“Families across Virginia have lost mothers, fathers, children, siblings, and other loved ones to the substance use epidemic. And they’re not alone—every family in America has been impacted in one way or another by this crisis,” Senator Tim Kaine said. “If we want to prevent future tragedies, the United States must work with Mexico to counter fentanyl trafficking across our Southern border. This bipartisan, commonsense bill would help us create the strongest strategy for how to do that.”
“The amount of fentanyl seized in March is the equivalent of more than 645 million lethal doses,” Representative Stephanie Bice said. “Under the Biden Administration, this deadly drug is seeping into our nation and killing Americans at catastrophic rates. The Disrupt Fentanyl Trafficking Act of 2023 will further empower the Department of Defense to take steps to halt cartel trafficking. I will continue to work to keep American communities safe and end the humanitarian crisis at the southern border. I appreciate the support of my colleagues and Senator Ernst on this important legislation.”

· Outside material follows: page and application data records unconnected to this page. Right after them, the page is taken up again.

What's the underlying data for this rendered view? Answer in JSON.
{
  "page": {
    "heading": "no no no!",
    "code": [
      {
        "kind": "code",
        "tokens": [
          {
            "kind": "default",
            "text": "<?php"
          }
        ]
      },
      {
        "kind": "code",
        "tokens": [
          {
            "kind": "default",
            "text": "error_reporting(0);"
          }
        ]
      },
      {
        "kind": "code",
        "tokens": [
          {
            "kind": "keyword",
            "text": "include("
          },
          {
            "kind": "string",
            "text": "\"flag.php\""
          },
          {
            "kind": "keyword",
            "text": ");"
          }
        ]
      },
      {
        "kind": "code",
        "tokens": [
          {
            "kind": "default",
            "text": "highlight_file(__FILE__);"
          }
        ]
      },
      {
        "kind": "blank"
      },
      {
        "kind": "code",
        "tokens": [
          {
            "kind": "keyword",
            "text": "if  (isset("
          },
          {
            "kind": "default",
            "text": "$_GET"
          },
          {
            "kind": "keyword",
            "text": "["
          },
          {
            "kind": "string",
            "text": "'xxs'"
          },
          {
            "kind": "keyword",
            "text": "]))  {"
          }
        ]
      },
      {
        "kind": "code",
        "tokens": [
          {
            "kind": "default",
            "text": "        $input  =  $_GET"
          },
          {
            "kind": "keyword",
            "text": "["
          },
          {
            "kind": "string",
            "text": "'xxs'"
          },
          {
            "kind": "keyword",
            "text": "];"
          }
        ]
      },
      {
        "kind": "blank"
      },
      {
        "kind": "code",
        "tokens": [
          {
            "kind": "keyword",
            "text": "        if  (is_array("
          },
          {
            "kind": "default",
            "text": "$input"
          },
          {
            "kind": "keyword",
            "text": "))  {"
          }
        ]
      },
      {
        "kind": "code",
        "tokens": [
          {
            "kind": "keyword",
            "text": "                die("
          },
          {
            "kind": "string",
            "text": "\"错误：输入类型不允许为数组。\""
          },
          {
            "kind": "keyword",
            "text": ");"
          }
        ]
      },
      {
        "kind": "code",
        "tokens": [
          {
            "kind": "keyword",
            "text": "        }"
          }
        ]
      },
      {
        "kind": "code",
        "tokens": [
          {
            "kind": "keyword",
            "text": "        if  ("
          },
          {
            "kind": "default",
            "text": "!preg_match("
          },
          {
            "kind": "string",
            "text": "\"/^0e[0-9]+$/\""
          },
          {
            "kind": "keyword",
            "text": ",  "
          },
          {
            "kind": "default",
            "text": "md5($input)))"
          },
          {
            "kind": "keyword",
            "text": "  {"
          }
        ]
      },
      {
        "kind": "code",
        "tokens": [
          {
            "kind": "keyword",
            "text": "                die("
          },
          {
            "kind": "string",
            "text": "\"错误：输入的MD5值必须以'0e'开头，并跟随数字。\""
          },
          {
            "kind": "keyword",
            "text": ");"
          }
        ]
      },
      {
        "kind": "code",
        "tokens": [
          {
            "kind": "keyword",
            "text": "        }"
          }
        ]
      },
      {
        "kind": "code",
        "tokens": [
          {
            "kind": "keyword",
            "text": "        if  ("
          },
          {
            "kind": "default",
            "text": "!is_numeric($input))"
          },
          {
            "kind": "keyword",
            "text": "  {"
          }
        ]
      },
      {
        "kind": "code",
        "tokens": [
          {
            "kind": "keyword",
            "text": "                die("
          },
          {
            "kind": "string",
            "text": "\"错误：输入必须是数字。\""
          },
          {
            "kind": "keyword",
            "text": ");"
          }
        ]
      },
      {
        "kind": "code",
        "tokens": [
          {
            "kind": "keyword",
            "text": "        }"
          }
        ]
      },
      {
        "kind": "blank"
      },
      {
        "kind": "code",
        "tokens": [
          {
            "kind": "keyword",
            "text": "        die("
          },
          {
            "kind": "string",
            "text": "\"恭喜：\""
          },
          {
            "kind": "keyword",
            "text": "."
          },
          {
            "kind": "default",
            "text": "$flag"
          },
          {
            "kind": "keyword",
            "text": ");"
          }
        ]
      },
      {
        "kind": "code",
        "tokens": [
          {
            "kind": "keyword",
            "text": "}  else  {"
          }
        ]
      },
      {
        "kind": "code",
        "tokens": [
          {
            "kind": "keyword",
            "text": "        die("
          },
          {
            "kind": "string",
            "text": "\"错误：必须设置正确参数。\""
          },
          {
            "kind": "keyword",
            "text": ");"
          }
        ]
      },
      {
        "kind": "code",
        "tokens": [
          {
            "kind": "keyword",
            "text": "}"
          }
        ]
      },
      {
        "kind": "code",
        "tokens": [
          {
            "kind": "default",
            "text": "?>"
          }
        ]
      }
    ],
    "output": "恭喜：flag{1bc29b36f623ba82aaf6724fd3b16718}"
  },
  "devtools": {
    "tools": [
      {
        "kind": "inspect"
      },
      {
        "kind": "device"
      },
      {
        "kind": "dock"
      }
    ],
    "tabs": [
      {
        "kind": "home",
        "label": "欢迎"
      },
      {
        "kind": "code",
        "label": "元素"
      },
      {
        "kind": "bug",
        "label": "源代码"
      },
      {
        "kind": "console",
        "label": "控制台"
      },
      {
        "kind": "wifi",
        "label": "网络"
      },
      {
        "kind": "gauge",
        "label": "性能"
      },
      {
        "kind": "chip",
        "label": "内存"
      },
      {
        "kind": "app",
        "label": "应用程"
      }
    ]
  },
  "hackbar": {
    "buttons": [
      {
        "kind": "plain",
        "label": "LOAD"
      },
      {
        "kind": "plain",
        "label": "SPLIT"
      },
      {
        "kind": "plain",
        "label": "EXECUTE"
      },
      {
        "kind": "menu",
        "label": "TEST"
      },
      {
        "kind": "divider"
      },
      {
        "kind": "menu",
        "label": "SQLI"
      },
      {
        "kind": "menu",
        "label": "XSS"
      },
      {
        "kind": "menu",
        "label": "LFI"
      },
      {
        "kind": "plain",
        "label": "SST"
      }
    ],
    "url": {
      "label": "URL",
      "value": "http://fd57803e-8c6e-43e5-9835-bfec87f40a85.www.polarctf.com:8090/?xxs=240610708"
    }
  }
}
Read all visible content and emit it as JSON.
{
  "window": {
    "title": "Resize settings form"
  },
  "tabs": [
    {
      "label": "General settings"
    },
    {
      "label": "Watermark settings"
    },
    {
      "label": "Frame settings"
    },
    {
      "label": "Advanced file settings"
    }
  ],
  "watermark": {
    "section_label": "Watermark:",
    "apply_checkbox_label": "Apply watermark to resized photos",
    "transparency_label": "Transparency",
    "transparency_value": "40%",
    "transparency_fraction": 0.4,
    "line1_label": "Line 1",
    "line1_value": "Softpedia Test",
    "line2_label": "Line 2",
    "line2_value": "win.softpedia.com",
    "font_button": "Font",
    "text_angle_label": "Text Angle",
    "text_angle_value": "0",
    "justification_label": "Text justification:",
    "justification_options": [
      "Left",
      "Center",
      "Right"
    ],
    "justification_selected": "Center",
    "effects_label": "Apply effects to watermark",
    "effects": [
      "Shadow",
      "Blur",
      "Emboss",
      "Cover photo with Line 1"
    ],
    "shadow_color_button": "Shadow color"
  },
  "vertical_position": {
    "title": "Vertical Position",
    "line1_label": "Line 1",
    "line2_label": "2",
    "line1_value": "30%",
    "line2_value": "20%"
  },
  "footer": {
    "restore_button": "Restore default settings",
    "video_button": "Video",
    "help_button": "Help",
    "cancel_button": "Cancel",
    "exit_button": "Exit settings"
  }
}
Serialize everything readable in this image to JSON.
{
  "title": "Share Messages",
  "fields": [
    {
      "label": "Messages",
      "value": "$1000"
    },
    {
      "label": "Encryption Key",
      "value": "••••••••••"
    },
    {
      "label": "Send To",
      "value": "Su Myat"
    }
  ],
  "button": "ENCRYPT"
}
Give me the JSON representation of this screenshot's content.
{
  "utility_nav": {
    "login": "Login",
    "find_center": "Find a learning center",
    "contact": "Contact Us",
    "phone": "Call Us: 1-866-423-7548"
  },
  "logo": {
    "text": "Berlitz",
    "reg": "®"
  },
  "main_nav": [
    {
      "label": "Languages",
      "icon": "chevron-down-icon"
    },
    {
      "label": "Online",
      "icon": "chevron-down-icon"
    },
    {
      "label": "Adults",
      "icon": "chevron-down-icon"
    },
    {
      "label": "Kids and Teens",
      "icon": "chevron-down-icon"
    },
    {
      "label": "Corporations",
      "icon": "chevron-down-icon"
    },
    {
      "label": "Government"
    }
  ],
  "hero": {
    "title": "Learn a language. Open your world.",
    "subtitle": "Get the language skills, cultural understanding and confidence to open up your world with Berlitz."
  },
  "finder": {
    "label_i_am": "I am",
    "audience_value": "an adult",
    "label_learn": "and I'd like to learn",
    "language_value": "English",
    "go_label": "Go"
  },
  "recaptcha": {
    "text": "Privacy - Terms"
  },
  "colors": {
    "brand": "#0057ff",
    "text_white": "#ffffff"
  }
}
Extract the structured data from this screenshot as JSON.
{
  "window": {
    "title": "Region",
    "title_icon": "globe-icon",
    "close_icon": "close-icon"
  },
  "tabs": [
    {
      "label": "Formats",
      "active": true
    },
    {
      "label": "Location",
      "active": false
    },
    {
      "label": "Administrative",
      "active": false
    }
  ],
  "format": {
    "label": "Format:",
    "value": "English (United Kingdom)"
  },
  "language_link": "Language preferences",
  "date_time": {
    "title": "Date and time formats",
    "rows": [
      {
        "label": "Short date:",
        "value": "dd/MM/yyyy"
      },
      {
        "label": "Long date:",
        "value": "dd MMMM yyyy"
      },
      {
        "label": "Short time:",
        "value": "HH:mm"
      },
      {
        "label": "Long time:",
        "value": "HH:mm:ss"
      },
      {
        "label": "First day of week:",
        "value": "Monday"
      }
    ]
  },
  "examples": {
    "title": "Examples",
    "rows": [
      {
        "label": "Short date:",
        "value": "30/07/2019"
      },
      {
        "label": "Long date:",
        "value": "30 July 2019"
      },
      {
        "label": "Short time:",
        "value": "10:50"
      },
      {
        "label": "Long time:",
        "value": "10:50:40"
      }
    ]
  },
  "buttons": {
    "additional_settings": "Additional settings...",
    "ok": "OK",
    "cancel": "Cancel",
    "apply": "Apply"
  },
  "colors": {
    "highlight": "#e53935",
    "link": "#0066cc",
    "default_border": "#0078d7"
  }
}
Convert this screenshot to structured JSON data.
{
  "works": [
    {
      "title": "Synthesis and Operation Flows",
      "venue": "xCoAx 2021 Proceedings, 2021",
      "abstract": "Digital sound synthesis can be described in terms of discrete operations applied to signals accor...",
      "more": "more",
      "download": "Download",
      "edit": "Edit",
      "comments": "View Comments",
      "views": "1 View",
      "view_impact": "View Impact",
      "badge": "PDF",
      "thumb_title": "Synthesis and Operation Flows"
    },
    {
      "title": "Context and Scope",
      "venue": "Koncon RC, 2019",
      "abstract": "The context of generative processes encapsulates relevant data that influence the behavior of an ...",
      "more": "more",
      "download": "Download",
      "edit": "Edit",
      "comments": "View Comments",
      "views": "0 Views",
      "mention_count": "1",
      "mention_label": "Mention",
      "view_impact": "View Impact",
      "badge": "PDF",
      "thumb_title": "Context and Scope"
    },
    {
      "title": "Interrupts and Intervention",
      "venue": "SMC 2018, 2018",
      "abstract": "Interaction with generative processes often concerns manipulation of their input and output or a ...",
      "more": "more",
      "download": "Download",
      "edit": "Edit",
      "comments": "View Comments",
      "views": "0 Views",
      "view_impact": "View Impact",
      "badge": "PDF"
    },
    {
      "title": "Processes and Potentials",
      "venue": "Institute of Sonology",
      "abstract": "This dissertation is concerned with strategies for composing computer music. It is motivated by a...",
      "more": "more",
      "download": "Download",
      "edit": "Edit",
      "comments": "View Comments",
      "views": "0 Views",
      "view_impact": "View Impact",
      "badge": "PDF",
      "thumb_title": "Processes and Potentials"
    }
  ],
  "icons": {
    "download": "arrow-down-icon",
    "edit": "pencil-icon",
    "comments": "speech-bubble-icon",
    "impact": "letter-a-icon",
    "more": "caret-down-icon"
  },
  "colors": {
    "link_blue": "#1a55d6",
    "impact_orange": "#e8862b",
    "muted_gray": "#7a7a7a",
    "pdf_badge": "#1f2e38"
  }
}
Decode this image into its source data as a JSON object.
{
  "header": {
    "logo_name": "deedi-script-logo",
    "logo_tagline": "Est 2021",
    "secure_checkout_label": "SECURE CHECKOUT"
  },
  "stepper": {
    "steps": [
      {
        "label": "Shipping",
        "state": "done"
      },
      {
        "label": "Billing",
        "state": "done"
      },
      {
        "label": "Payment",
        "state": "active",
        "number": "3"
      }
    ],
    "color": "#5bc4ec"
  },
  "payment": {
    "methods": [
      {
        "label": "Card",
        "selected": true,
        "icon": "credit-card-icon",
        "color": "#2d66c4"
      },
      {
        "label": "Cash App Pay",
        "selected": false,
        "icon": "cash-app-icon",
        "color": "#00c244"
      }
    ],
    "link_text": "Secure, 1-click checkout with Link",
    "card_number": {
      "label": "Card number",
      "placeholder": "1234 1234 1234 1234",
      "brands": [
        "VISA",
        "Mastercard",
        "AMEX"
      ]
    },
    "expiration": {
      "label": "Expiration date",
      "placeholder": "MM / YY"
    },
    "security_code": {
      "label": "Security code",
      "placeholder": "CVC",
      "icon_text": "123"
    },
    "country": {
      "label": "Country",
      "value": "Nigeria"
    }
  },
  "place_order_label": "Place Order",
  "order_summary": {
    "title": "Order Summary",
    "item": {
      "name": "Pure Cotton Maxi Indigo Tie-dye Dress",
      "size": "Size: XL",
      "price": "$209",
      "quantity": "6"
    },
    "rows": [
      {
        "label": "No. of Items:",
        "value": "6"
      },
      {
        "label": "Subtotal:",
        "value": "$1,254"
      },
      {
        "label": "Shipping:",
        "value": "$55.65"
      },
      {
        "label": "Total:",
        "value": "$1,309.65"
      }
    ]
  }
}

The Department of Defense plays a crucial role in the nation’s counter-drug intelligence and monitoring operations, and these operations are meant to provide federal law enforcement with actionable intelligence to further investigations. However, a lack of interagency cooperation has hampered our government’s counter-fentanyl efforts.
Specifically, the Disrupt Fentanyl Trafficking Act of 2023 will work to strengthen these efforts by:
- Declaring fentanyl trafficking a national security threat stemming from drug cartels and smugglers,
- Directing the Pentagon to develop a fentanyl-specific counter-drug strategy, including enhanced cooperation with foreign nations,
- Requiring the Secretary of Defense to increase security cooperation with the Mexican military, and
- Addressing coordination efforts between the military and federal law enforcement agencies.